◆ **Requirement**:
In this exercise, restate the listing word for word.

◆ **Data supplied**:
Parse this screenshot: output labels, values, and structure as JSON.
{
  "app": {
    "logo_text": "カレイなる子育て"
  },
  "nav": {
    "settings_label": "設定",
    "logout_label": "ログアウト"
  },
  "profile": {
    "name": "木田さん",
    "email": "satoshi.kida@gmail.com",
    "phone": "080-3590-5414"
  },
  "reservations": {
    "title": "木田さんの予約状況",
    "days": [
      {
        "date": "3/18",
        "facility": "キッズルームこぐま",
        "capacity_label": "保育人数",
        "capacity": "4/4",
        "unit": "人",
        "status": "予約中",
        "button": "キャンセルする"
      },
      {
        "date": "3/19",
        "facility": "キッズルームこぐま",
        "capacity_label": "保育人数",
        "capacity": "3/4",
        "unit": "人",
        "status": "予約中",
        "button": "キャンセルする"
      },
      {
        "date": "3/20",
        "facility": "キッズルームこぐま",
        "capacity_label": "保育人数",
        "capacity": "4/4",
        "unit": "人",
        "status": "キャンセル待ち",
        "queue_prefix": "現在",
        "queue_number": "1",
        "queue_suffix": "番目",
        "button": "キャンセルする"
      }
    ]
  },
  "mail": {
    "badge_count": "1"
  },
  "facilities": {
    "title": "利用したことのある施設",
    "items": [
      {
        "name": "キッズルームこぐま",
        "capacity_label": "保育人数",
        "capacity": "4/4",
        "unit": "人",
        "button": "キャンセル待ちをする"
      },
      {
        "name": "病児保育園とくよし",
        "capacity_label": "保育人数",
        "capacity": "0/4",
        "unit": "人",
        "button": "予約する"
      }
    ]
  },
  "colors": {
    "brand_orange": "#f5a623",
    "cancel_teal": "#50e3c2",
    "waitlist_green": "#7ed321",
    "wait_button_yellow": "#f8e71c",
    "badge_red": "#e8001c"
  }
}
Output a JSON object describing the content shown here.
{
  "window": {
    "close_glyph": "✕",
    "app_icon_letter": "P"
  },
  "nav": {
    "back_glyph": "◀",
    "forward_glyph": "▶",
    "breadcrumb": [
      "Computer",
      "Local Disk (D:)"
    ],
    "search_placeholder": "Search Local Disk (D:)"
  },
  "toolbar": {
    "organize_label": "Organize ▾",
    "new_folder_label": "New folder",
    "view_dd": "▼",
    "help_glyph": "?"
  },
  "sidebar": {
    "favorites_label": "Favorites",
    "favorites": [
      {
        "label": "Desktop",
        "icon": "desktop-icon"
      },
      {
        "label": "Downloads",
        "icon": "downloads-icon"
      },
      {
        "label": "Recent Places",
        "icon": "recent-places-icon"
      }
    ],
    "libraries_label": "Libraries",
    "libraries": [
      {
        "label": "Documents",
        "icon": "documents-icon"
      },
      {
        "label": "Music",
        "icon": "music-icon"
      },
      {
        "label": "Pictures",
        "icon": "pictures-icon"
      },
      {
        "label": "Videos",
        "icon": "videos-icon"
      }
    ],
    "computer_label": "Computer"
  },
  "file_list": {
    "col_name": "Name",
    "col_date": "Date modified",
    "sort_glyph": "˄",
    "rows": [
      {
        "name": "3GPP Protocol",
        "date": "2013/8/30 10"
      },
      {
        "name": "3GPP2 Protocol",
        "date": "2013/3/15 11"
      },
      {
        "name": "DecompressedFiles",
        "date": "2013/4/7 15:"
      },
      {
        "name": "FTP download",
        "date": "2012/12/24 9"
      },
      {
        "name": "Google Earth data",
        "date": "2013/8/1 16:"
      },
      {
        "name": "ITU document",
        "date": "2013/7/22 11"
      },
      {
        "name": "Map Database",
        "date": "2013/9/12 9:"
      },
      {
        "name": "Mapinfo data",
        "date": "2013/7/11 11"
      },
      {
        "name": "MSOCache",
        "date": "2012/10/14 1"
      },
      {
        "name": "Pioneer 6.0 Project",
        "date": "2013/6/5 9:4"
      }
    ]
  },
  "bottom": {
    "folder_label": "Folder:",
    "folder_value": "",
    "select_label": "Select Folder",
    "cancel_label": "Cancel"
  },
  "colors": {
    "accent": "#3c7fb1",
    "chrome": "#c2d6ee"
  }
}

◆ **Solution to this task**:
Parse this screenshot: output labels, values, and structure as JSON.
{
  "app": {
    "logo_text": "カレイなる子育て"
  },
  "nav": {
    "settings_label": "設定",
    "logout_label": "ログアウト"
  },
  "profile": {
    "name": "木田さん",
    "email": "satoshi.kida@gmail.com",
    "phone": "080-3590-5414"
  },
  "reservations": {
    "title": "木田さんの予約状況",
    "days": [
      {
        "date": "3/18",
        "facility": "キッズルームこぐま",
        "capacity_label": "保育人数",
        "capacity": "4/4",
        "unit": "人",
        "status": "予約中",
        "button": "キャンセルする"
      },
      {
        "date": "3/19",
        "facility": "キッズルームこぐま",
        "capacity_label": "保育人数",
        "capacity": "3/4",
        "unit": "人",
        "status": "予約中",
        "button": "キャンセルする"
      },
      {
        "date": "3/20",
        "facility": "キッズルームこぐま",
        "capacity_label": "保育人数",
        "capacity": "4/4",
        "unit": "人",
        "status": "キャンセル待ち",
        "queue_prefix": "現在",
        "queue_number": "1",
        "queue_suffix": "番目",
        "button": "キャンセルする"
      }
    ]
  },
  "mail": {
    "badge_count": "1"
  },
  "facilities": {
    "title": "利用したことのある施設",
    "items": [
      {
        "name": "キッズルームこぐま",
        "capacity_label": "保育人数",
        "capacity": "4/4",
        "unit": "人",
        "button": "キャンセル待ちをする"
      },
      {
        "name": "病児保育園とくよし",
        "capacity_label": "保育人数",
        "capacity": "0/4",
        "unit": "人",
        "button": "予約する"
      }
    ]
  },
  "colors": {
    "brand_orange": "#f5a623",
    "cancel_teal": "#50e3c2",
    "waitlist_green": "#7ed321",
    "wait_button_yellow": "#f8e71c",
    "badge_red": "#e8001c"
  }
}
Output a JSON object describing the content shown here.
{
  "window": {
    "close_glyph": "✕",
    "app_icon_letter": "P"
  },
  "nav": {
    "back_glyph": "◀",
    "forward_glyph": "▶",
    "breadcrumb": [
      "Computer",
      "Local Disk (D:)"
    ],
    "search_placeholder": "Search Local Disk (D:)"
  },
  "toolbar": {
    "organize_label": "Organize ▾",
    "new_folder_label": "New folder",
    "view_dd": "▼",
    "help_glyph": "?"
  },
  "sidebar": {
    "favorites_label": "Favorites",
    "favorites": [
      {
        "label": "Desktop",
        "icon": "desktop-icon"
      },
      {
        "label": "Downloads",
        "icon": "downloads-icon"
      },
      {
        "label": "Recent Places",
        "icon": "recent-places-icon"
      }
    ],
    "libraries_label": "Libraries",
    "libraries": [
      {
        "label": "Documents",
        "icon": "documents-icon"
      },
      {
        "label": "Music",
        "icon": "music-icon"
      },
      {
        "label": "Pictures",
        "icon": "pictures-icon"
      },
      {
        "label": "Videos",
        "icon": "videos-icon"
      }
    ],
    "computer_label": "Computer"
  },
  "file_list": {
    "col_name": "Name",
    "col_date": "Date modified",
    "sort_glyph": "˄",
    "rows": [
      {
        "name": "3GPP Protocol",
        "date": "2013/8/30 10"
      },
      {
        "name": "3GPP2 Protocol",
        "date": "2013/3/15 11"
      },
      {
        "name": "DecompressedFiles",
        "date": "2013/4/7 15:"
      },
      {
        "name": "FTP download",
        "date": "2012/12/24 9"
      },
      {
        "name": "Google Earth data",
        "date": "2013/8/1 16:"
      },
      {
        "name": "ITU document",
        "date": "2013/7/22 11"
      },
      {
        "name": "Map Database",
        "date": "2013/9/12 9:"
      },
      {
        "name": "Mapinfo data",
        "date": "2013/7/11 11"
      },
      {
        "name": "MSOCache",
        "date": "2012/10/14 1"
      },
      {
        "name": "Pioneer 6.0 Project",
        "date": "2013/6/5 9:4"
      }
    ]
  },
  "bottom": {
    "folder_label": "Folder:",
    "folder_value": "",
    "select_label": "Select Folder",
    "cancel_label": "Cancel"
  },
  "colors": {
    "accent": "#3c7fb1",
    "chrome": "#c2d6ee"
  }
}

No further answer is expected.